▸ EXERCISE BRIEF: In the entries below, spot each line with the word "results" and copy it.

(Excerpts from an interface dataset)

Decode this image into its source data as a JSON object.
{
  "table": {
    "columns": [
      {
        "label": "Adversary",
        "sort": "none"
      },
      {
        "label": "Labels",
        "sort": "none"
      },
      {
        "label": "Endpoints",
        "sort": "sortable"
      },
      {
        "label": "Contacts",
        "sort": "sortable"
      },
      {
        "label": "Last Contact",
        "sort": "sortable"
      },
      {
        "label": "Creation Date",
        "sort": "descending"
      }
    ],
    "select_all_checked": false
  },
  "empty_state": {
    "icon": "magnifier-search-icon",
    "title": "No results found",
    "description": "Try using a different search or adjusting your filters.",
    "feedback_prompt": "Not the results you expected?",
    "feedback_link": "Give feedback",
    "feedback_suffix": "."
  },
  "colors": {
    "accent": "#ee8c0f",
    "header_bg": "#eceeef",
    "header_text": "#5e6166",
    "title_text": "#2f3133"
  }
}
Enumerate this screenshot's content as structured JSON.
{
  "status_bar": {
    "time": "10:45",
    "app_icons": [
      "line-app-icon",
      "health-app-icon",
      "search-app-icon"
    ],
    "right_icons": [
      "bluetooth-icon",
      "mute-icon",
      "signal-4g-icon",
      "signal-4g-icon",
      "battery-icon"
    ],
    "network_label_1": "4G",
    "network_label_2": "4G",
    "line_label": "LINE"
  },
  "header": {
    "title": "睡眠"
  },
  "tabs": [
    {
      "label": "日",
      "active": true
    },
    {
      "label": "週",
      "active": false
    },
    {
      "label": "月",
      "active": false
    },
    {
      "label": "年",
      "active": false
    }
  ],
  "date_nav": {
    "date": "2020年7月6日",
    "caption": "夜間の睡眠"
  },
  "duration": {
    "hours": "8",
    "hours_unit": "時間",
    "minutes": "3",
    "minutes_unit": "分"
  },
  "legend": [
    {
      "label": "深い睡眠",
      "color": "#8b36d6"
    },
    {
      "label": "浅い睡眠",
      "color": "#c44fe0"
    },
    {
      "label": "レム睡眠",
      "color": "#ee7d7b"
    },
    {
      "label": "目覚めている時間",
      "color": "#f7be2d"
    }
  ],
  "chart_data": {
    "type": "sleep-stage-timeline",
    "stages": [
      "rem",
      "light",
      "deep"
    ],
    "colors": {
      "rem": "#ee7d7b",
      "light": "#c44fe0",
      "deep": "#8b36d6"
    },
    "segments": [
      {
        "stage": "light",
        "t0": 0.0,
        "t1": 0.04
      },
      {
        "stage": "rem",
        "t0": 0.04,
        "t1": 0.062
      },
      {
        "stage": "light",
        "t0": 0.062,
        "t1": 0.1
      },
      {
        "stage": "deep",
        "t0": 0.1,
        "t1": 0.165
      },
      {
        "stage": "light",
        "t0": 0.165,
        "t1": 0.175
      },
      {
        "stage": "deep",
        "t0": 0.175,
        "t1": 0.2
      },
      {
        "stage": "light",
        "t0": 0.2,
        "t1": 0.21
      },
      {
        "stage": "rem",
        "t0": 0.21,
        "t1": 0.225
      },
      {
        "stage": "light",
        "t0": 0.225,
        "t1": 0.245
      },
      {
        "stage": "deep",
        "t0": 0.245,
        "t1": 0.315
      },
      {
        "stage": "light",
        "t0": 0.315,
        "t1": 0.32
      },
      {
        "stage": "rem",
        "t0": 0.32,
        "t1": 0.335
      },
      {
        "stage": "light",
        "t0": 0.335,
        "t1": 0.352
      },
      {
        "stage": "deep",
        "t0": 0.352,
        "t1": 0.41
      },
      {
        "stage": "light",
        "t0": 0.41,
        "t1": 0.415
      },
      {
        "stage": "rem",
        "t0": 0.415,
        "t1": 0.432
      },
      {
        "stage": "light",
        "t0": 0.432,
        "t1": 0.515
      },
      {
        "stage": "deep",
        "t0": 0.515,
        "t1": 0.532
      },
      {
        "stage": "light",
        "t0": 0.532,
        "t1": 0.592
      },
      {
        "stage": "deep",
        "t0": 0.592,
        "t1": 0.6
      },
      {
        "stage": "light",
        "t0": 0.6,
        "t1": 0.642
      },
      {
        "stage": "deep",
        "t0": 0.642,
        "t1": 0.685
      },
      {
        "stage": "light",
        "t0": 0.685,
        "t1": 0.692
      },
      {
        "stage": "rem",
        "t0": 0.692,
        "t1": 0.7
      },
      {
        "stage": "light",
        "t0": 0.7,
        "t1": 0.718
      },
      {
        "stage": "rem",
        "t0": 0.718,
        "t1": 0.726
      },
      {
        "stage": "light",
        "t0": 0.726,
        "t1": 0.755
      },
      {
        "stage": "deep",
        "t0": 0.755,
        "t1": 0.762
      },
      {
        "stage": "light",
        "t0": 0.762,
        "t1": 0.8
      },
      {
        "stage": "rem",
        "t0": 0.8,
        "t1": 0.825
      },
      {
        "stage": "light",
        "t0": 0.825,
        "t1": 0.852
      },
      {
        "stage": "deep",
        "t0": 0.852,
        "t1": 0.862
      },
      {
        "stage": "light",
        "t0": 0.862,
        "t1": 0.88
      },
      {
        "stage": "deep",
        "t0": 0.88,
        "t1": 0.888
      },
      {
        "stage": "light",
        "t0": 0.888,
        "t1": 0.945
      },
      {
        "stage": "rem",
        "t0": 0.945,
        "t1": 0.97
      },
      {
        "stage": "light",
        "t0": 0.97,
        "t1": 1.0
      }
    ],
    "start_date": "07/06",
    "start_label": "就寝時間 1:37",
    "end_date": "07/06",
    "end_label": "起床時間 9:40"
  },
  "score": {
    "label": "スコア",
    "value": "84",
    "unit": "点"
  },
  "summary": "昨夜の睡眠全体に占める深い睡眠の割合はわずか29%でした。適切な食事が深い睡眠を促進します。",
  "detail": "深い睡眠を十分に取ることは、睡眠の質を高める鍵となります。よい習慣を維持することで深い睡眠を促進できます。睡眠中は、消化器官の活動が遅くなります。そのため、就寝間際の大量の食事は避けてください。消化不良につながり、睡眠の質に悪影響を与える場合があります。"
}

▸ EXERCISE SOLUTION:
    "title": "No results found",
    "feedback_prompt": "Not the results you expected?",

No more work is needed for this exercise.